> [To do]
The output is the line holding "Enumerate this screenshot's" and all lines after it to the end of the records below; restate them unchanged and add nothing.

> [Record excerpts]
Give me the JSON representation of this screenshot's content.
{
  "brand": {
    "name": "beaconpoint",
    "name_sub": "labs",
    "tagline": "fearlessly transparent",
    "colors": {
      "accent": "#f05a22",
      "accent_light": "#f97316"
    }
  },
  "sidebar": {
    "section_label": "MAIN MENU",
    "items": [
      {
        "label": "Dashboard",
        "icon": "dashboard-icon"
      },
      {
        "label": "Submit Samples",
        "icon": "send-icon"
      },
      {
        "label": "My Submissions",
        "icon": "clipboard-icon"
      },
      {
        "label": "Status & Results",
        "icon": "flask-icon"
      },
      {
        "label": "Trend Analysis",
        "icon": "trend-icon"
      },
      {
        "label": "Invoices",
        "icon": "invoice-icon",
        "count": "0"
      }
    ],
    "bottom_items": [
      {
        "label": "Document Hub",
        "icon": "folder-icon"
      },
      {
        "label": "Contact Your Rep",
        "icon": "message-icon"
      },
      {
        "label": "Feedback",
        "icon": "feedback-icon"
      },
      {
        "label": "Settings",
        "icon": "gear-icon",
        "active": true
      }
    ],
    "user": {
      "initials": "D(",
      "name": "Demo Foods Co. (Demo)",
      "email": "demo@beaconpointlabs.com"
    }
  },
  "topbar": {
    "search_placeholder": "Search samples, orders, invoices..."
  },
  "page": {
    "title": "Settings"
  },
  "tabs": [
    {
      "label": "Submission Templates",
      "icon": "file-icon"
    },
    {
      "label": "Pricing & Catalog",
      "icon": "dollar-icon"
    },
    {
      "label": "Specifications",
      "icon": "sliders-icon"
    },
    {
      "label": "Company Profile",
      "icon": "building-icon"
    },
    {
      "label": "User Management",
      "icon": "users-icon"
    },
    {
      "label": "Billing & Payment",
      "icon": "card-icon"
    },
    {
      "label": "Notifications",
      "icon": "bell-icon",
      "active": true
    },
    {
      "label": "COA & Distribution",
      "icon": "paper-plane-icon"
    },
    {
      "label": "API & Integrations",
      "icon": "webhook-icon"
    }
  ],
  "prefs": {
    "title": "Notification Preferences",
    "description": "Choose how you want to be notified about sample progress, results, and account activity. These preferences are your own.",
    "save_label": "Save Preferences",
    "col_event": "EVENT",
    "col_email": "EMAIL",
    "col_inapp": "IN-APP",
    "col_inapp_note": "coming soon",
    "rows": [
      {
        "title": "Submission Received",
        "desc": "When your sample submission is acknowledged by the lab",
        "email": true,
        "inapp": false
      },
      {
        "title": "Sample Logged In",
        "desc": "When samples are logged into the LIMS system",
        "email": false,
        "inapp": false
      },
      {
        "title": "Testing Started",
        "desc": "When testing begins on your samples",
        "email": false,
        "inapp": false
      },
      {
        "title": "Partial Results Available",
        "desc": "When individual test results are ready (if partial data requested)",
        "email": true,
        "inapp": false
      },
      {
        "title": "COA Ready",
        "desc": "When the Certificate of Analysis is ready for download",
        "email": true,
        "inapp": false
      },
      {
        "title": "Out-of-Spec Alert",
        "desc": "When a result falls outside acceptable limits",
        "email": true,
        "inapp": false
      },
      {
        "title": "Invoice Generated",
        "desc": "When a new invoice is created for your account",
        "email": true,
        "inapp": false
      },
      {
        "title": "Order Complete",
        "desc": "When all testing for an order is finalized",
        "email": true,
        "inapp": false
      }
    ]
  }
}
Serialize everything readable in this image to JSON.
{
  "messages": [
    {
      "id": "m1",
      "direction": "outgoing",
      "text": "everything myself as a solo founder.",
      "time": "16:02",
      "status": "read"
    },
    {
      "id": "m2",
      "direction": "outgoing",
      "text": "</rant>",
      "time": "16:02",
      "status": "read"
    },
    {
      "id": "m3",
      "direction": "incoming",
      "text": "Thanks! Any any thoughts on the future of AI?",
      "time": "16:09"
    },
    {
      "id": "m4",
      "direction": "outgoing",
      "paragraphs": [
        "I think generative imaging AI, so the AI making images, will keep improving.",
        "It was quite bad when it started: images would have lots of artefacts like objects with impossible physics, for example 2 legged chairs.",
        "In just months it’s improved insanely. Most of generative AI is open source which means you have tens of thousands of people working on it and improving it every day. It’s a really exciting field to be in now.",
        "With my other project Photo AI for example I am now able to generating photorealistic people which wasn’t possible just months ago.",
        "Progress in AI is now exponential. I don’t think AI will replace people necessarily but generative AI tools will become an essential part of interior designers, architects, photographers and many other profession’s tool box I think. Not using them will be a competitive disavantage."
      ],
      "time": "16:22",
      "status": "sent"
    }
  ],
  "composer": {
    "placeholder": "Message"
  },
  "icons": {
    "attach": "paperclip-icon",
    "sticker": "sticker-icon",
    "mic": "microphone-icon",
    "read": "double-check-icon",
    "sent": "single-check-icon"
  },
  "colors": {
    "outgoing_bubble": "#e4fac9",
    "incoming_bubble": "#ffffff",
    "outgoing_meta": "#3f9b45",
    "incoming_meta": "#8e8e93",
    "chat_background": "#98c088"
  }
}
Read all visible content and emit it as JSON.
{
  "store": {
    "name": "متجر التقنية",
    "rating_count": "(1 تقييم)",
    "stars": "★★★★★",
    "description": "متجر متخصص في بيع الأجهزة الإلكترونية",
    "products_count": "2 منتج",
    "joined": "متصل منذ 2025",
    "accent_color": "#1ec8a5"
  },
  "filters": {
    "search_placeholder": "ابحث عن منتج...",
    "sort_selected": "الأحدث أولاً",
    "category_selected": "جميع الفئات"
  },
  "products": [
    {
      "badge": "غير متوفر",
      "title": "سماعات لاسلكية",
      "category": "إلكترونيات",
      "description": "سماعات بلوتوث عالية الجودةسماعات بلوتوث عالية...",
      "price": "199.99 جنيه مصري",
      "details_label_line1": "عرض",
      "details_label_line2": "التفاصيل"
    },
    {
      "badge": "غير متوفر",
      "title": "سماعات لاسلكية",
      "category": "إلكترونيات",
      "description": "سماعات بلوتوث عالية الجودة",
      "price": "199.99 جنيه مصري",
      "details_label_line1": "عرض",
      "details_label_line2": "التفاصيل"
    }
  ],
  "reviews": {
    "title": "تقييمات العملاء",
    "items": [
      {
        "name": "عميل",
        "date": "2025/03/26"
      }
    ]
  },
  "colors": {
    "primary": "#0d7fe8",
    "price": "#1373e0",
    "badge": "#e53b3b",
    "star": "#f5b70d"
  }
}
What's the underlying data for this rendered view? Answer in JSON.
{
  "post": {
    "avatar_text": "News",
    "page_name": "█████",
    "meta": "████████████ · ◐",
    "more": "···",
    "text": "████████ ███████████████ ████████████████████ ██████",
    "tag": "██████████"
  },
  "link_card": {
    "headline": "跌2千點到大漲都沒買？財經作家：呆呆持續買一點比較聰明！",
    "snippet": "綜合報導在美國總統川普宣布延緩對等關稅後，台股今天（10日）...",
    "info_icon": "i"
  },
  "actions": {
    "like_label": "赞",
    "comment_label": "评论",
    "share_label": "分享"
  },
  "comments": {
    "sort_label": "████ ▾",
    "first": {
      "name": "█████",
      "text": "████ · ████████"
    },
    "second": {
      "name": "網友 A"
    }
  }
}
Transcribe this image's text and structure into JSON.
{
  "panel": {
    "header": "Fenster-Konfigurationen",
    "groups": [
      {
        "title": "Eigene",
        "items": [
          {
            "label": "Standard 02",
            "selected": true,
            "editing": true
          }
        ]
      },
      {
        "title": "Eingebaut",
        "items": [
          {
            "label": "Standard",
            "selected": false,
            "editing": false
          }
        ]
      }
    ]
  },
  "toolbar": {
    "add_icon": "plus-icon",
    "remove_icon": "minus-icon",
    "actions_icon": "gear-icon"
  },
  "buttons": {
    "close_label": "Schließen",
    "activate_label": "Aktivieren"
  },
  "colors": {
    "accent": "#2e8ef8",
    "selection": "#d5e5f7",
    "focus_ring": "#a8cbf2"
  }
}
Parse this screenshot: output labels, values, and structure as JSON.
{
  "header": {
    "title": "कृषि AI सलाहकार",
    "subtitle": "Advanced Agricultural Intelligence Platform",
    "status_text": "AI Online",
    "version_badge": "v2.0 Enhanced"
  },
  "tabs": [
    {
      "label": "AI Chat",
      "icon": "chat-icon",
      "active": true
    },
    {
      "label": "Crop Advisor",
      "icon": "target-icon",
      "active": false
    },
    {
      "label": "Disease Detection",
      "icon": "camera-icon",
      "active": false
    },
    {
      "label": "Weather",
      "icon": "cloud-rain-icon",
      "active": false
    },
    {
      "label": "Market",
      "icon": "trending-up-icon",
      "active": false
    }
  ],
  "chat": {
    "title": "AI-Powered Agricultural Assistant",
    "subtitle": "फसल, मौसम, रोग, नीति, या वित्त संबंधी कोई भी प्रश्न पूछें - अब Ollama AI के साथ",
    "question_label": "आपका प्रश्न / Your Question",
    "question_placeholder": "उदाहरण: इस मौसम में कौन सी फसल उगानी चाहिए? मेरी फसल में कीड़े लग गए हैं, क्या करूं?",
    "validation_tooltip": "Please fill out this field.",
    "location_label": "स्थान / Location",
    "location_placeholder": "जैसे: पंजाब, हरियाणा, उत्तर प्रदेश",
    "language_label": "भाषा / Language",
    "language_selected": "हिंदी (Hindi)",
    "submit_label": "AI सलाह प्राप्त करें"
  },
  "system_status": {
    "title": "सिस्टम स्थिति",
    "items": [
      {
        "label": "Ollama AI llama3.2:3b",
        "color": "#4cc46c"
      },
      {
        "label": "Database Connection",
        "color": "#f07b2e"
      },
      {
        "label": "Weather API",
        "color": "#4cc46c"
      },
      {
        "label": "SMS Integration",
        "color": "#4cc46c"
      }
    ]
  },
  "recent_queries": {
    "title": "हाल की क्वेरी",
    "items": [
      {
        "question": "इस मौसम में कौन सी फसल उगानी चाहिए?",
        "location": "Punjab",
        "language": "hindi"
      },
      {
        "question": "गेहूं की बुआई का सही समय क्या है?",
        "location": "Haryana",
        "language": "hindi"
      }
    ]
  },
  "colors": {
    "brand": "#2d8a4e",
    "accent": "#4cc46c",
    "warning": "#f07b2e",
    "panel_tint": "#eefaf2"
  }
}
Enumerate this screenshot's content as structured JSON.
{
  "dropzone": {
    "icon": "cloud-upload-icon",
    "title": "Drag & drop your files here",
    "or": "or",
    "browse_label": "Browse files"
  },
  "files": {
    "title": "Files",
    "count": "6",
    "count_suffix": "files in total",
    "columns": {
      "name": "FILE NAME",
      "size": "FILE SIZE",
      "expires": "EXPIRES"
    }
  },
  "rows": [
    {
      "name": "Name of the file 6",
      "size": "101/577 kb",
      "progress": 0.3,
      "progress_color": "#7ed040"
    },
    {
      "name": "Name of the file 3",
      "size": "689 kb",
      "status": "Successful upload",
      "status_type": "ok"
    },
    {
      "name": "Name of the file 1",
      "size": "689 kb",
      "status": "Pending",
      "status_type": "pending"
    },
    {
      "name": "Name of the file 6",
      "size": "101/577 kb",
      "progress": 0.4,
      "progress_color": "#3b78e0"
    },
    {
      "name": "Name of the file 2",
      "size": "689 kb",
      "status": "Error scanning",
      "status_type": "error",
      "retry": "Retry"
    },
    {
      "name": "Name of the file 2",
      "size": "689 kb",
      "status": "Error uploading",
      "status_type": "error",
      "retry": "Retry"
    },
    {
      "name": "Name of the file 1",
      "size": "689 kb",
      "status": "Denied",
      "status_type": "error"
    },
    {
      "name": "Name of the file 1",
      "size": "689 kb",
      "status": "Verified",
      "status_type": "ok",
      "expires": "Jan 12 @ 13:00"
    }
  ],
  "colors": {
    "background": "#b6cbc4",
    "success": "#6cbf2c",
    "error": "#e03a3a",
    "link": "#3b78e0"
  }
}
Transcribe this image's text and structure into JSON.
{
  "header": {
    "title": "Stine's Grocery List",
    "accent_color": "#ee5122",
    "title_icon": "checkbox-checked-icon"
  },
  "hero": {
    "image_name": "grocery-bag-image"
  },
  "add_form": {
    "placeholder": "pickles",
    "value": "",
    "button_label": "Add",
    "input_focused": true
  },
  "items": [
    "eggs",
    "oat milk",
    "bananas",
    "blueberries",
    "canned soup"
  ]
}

> [Exercise result]
Enumerate this screenshot's content as structured JSON.
{
  "dropzone": {
    "icon": "cloud-upload-icon",
    "title": "Drag & drop your files here",
    "or": "or",
    "browse_label": "Browse files"
  },
  "files": {
    "title": "Files",
    "count": "6",
    "count_suffix": "files in total",
    "columns": {
      "name": "FILE NAME",
      "size": "FILE SIZE",
      "expires": "EXPIRES"
    }
  },
  "rows": [
    {
      "name": "Name of the file 6",
      "size": "101/577 kb",
      "progress": 0.3,
      "progress_color": "#7ed040"
    },
    {
      "name": "Name of the file 3",
      "size": "689 kb",
      "status": "Successful upload",
      "status_type": "ok"
    },
    {
      "name": "Name of the file 1",
      "size": "689 kb",
      "status": "Pending",
      "status_type": "pending"
    },
    {
      "name": "Name of the file 6",
      "size": "101/577 kb",
      "progress": 0.4,
      "progress_color": "#3b78e0"
    },
    {
      "name": "Name of the file 2",
      "size": "689 kb",
      "status": "Error scanning",
      "status_type": "error",
      "retry": "Retry"
    },
    {
      "name": "Name of the file 2",
      "size": "689 kb",
      "status": "Error uploading",
      "status_type": "error",
      "retry": "Retry"
    },
    {
      "name": "Name of the file 1",
      "size": "689 kb",
      "status": "Denied",
      "status_type": "error"
    },
    {
      "name": "Name of the file 1",
      "size": "689 kb",
      "status": "Verified",
      "status_type": "ok",
      "expires": "Jan 12 @ 13:00"
    }
  ],
  "colors": {
    "background": "#b6cbc4",
    "success": "#6cbf2c",
    "error": "#e03a3a",
    "link": "#3b78e0"
  }
}
Transcribe this image's text and structure into JSON.
{
  "header": {
    "title": "Stine's Grocery List",
    "accent_color": "#ee5122",
    "title_icon": "checkbox-checked-icon"
  },
  "hero": {
    "image_name": "grocery-bag-image"
  },
  "add_form": {
    "placeholder": "pickles",
    "value": "",
    "button_label": "Add",
    "input_focused": true
  },
  "items": [
    "eggs",
    "oat milk",
    "bananas",
    "blueberries",
    "canned soup"
  ]
}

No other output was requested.